Component data from apps and pages
*** Begin section ***
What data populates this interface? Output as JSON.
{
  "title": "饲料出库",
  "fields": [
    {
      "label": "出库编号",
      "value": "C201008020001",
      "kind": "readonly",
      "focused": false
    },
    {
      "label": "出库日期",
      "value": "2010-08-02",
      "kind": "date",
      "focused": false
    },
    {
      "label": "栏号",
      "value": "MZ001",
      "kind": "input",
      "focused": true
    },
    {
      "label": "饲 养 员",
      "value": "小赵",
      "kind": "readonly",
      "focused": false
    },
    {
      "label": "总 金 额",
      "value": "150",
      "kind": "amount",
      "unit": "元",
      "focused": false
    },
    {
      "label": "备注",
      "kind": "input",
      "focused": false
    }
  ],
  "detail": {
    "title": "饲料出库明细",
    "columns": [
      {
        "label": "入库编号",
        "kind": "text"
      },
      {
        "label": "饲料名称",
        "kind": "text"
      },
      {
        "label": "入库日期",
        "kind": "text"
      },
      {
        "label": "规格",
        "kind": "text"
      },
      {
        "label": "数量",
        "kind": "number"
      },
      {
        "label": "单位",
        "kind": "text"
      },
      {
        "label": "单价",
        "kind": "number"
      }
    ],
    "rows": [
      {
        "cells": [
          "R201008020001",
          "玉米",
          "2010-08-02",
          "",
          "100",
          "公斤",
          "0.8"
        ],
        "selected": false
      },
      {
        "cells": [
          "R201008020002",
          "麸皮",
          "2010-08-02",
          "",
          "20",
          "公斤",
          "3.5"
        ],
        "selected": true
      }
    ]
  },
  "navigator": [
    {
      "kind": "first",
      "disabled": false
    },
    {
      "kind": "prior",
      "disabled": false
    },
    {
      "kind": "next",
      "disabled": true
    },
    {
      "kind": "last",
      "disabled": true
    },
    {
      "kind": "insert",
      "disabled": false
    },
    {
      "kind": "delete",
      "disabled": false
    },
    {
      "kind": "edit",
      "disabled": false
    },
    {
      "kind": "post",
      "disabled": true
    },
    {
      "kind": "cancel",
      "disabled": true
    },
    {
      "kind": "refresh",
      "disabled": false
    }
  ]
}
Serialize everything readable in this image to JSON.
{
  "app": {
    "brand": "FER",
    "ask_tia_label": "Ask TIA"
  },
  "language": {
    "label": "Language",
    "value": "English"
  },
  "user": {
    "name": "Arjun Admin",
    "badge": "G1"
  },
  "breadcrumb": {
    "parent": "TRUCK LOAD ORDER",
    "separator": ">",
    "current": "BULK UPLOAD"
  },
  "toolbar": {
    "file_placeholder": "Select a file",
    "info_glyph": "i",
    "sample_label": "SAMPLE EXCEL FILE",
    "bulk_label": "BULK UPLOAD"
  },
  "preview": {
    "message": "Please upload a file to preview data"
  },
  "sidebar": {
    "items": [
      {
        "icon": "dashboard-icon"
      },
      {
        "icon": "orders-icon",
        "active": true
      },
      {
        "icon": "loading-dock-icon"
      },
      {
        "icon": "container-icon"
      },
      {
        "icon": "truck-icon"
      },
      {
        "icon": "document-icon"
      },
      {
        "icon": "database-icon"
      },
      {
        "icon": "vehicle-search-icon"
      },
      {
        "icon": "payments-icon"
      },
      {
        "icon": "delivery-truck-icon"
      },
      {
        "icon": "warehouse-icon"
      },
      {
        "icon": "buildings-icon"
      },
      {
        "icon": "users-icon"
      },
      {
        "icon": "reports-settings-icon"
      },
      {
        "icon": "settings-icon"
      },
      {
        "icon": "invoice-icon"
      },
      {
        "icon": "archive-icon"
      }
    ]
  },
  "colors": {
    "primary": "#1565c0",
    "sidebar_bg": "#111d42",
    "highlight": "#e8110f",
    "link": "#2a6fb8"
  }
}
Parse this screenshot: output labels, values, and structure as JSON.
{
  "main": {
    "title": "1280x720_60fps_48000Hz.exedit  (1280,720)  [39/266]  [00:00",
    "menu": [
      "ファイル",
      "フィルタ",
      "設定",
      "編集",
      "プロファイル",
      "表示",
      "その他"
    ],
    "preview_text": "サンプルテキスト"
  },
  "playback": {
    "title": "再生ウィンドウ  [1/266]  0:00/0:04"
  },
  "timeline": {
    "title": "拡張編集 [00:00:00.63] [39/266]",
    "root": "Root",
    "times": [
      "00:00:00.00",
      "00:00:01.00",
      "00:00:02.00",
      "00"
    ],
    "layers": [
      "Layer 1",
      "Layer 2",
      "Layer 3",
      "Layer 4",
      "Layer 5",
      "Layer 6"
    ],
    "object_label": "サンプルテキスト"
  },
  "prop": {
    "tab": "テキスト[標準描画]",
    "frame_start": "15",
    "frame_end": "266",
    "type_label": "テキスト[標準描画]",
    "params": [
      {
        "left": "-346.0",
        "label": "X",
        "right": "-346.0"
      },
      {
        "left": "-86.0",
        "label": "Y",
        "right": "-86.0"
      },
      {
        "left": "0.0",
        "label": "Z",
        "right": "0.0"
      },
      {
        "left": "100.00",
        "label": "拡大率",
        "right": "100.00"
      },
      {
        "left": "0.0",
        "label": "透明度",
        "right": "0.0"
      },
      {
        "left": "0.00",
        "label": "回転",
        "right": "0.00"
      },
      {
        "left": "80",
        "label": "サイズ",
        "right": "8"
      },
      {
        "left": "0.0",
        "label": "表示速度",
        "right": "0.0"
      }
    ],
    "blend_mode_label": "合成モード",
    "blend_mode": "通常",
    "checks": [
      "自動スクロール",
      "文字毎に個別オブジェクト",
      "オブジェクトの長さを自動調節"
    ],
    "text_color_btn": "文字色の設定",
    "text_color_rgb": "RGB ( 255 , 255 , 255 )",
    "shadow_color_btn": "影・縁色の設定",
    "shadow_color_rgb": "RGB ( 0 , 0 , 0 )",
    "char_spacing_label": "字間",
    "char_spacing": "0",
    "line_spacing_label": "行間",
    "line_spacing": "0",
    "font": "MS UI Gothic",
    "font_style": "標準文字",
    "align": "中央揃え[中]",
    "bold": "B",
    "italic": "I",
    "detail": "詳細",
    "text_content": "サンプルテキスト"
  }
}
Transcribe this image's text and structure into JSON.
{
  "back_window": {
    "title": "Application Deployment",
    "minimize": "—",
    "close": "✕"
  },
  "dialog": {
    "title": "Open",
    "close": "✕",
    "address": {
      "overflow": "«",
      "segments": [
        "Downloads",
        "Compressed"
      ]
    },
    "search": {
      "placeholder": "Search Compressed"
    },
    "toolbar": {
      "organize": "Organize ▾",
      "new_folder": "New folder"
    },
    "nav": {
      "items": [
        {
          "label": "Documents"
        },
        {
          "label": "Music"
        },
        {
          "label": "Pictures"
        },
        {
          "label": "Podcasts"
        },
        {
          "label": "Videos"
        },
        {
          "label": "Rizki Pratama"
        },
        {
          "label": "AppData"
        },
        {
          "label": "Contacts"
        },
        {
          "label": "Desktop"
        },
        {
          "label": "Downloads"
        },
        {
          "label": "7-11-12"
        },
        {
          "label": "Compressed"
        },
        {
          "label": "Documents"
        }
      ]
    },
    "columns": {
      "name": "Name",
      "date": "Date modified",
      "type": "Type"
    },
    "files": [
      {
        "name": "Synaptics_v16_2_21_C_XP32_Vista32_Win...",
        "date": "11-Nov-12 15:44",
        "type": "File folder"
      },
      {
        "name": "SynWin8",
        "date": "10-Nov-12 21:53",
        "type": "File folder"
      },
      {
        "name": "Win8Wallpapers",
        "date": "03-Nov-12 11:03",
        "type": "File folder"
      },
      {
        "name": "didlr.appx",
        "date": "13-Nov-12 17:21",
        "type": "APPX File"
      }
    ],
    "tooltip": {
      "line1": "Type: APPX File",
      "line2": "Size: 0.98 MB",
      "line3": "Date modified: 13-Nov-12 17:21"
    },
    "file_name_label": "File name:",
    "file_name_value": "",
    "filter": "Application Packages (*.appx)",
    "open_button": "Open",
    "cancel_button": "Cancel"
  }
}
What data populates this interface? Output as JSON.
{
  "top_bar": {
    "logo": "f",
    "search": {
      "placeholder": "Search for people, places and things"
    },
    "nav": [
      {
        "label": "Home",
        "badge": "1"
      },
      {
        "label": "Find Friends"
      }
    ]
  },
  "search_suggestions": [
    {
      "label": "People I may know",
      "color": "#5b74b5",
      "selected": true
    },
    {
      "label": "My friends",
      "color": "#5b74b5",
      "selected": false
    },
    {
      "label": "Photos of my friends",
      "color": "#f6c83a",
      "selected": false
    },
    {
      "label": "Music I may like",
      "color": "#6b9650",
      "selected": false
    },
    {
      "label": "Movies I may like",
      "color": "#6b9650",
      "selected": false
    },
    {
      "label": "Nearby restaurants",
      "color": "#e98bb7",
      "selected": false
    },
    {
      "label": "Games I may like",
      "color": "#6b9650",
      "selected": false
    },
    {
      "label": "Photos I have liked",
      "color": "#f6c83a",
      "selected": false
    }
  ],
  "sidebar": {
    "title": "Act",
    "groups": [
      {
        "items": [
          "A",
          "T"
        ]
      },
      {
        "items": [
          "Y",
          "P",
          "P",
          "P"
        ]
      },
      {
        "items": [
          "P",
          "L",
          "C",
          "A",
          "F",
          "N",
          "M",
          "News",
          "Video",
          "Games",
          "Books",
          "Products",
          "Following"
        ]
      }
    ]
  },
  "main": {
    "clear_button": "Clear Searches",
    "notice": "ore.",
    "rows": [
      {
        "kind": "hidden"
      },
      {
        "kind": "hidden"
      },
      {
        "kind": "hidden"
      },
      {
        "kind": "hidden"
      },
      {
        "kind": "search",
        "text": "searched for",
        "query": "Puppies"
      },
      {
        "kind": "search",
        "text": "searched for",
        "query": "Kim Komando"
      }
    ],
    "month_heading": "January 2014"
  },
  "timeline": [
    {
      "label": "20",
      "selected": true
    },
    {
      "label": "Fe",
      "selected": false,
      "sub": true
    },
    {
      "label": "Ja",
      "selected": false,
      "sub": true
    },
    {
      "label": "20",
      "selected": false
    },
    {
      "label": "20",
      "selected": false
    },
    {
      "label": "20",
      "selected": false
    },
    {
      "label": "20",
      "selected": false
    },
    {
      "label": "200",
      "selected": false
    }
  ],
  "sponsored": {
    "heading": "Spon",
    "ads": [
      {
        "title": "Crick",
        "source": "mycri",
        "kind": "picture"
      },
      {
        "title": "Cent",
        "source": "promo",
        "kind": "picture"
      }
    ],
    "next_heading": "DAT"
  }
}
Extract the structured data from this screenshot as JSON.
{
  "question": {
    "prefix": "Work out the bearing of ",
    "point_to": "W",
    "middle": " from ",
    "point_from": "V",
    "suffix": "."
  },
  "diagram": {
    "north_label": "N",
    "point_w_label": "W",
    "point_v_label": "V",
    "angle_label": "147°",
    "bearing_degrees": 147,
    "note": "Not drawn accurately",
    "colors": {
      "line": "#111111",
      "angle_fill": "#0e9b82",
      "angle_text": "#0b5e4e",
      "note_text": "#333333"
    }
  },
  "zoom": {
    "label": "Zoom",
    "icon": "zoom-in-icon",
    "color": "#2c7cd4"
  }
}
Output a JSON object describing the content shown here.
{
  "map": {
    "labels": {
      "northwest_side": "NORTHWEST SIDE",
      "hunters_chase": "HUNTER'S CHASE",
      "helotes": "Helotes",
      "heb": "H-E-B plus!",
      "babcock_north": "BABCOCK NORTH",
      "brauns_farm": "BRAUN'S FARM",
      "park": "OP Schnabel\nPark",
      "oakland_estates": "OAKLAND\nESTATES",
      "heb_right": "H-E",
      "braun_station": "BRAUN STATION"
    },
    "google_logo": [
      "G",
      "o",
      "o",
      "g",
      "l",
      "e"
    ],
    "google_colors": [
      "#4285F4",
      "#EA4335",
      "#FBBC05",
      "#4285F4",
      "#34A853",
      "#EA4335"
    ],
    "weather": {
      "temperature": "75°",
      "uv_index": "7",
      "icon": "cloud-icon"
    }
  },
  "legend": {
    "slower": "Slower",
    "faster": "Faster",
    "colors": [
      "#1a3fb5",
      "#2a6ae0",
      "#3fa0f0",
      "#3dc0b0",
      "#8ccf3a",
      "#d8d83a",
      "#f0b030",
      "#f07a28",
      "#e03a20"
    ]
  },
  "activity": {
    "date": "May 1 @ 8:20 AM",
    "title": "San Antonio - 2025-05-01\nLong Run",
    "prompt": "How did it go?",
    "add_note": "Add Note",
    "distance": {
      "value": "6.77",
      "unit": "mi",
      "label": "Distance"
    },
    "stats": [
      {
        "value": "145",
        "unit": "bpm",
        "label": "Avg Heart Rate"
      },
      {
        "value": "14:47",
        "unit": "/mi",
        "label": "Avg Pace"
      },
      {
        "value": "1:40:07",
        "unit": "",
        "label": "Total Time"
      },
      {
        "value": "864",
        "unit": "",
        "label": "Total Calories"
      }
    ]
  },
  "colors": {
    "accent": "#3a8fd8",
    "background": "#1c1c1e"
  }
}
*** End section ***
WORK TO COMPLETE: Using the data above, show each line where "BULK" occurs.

REPLY TO THE TASK:
    "current": "BULK UPLOAD"
    "bulk_label": "BULK UPLOAD"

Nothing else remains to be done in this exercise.